| What is required |
An exact copy of every entry is needed, with no images.

App and web page records:
┄┄┄┄┄┄┄┄┄┄┄┄┄┄┄┄┄┄┄┄

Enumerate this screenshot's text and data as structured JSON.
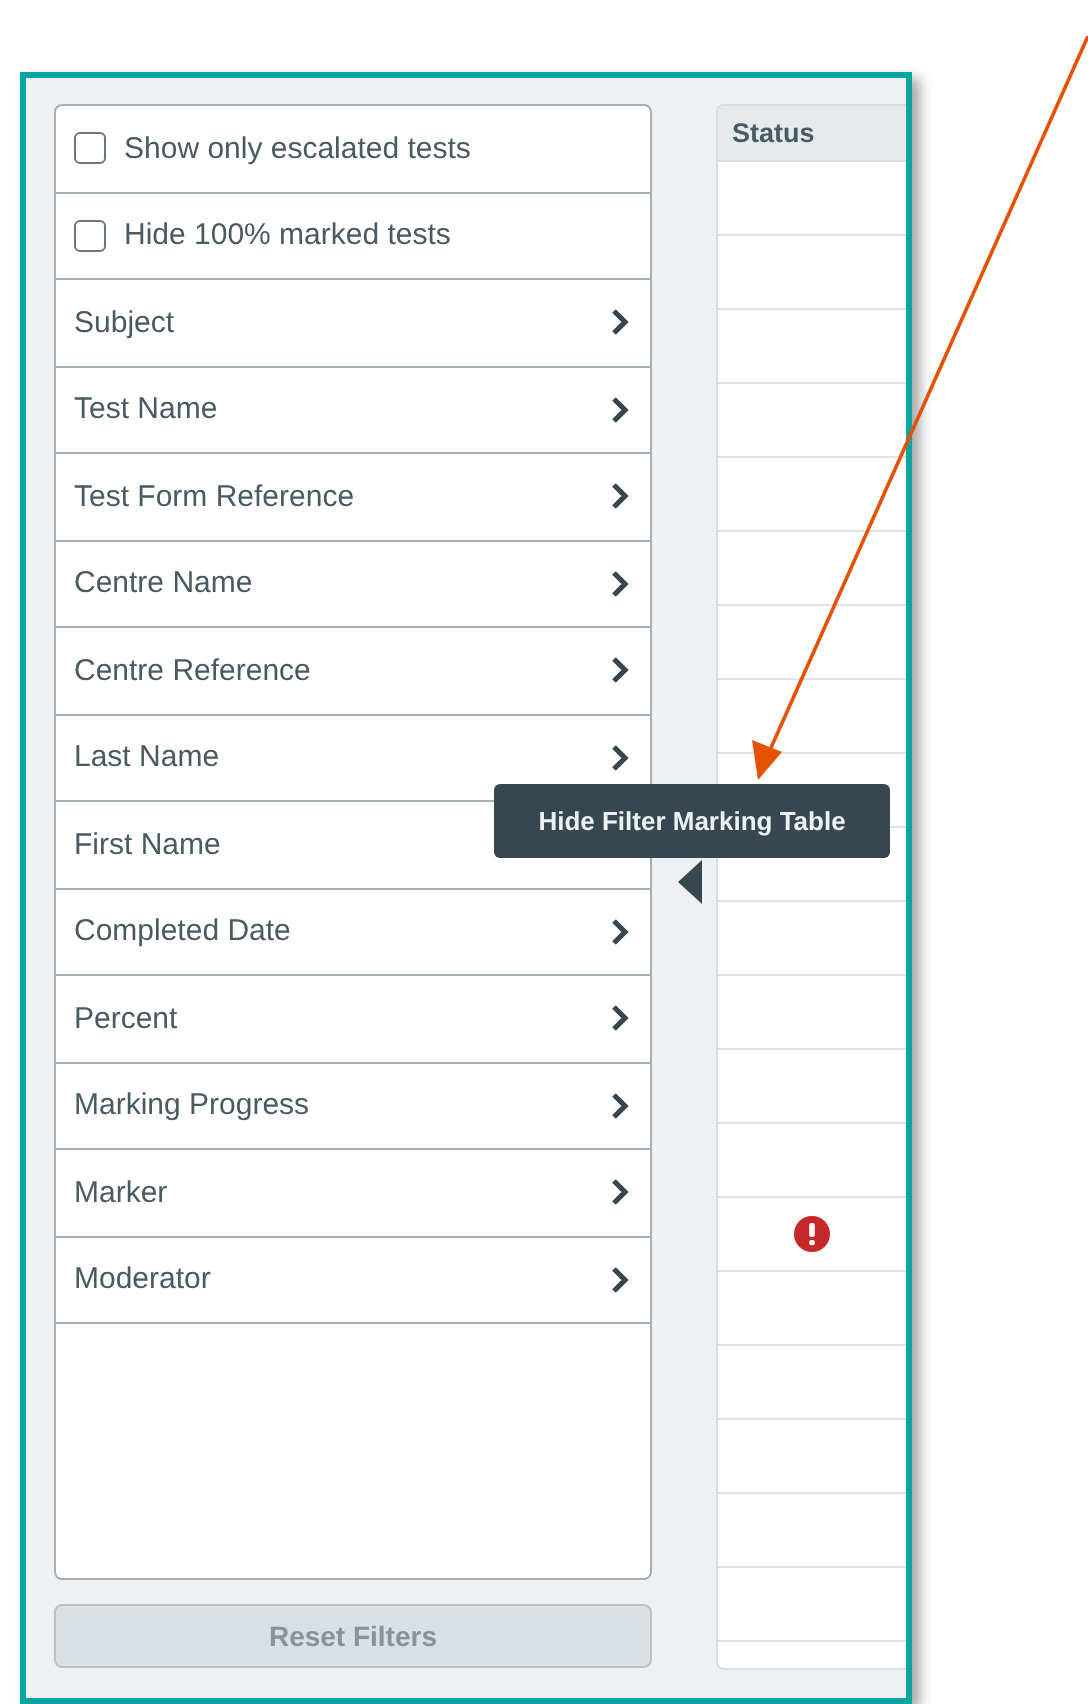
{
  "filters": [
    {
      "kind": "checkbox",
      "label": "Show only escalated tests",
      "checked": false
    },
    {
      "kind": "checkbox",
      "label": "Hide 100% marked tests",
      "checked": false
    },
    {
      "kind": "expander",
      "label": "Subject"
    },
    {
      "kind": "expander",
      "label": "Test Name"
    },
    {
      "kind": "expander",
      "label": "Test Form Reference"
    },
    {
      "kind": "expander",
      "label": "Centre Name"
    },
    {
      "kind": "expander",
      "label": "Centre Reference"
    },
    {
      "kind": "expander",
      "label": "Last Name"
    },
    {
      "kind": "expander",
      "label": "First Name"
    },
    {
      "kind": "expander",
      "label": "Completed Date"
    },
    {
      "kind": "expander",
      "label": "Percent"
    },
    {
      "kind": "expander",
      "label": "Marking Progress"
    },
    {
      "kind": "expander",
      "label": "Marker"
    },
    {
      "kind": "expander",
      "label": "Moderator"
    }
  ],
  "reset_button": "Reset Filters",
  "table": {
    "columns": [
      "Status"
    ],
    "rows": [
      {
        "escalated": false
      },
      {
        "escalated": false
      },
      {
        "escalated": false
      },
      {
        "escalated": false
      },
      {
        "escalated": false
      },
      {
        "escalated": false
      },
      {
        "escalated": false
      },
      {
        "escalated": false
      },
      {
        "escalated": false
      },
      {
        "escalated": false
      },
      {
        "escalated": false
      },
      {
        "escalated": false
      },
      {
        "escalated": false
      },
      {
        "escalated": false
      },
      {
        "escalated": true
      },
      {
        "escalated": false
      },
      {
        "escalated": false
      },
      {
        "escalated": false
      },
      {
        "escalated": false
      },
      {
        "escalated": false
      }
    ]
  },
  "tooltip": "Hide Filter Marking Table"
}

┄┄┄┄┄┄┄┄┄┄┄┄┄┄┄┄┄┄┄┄

| Exercise output |
Enumerate this screenshot's text and data as structured JSON.
{
  "filters": [
    {
      "kind": "checkbox",
      "label": "Show only escalated tests",
      "checked": false
    },
    {
      "kind": "checkbox",
      "label": "Hide 100% marked tests",
      "checked": false
    },
    {
      "kind": "expander",
      "label": "Subject"
    },
    {
      "kind": "expander",
      "label": "Test Name"
    },
    {
      "kind": "expander",
      "label": "Test Form Reference"
    },
    {
      "kind": "expander",
      "label": "Centre Name"
    },
    {
      "kind": "expander",
      "label": "Centre Reference"
    },
    {
      "kind": "expander",
      "label": "Last Name"
    },
    {
      "kind": "expander",
      "label": "First Name"
    },
    {
      "kind": "expander",
      "label": "Completed Date"
    },
    {
      "kind": "expander",
      "label": "Percent"
    },
    {
      "kind": "expander",
      "label": "Marking Progress"
    },
    {
      "kind": "expander",
      "label": "Marker"
    },
    {
      "kind": "expander",
      "label": "Moderator"
    }
  ],
  "reset_button": "Reset Filters",
  "table": {
    "columns": [
      "Status"
    ],
    "rows": [
      {
        "escalated": false
      },
      {
        "escalated": false
      },
      {
        "escalated": false
      },
      {
        "escalated": false
      },
      {
        "escalated": false
      },
      {
        "escalated": false
      },
      {
        "escalated": false
      },
      {
        "escalated": false
      },
      {
        "escalated": false
      },
      {
        "escalated": false
      },
      {
        "escalated": false
      },
      {
        "escalated": false
      },
      {
        "escalated": false
      },
      {
        "escalated": false
      },
      {
        "escalated": true
      },
      {
        "escalated": false
      },
      {
        "escalated": false
      },
      {
        "escalated": false
      },
      {
        "escalated": false
      },
      {
        "escalated": false
      }
    ]
  },
  "tooltip": "Hide Filter Marking Table"
}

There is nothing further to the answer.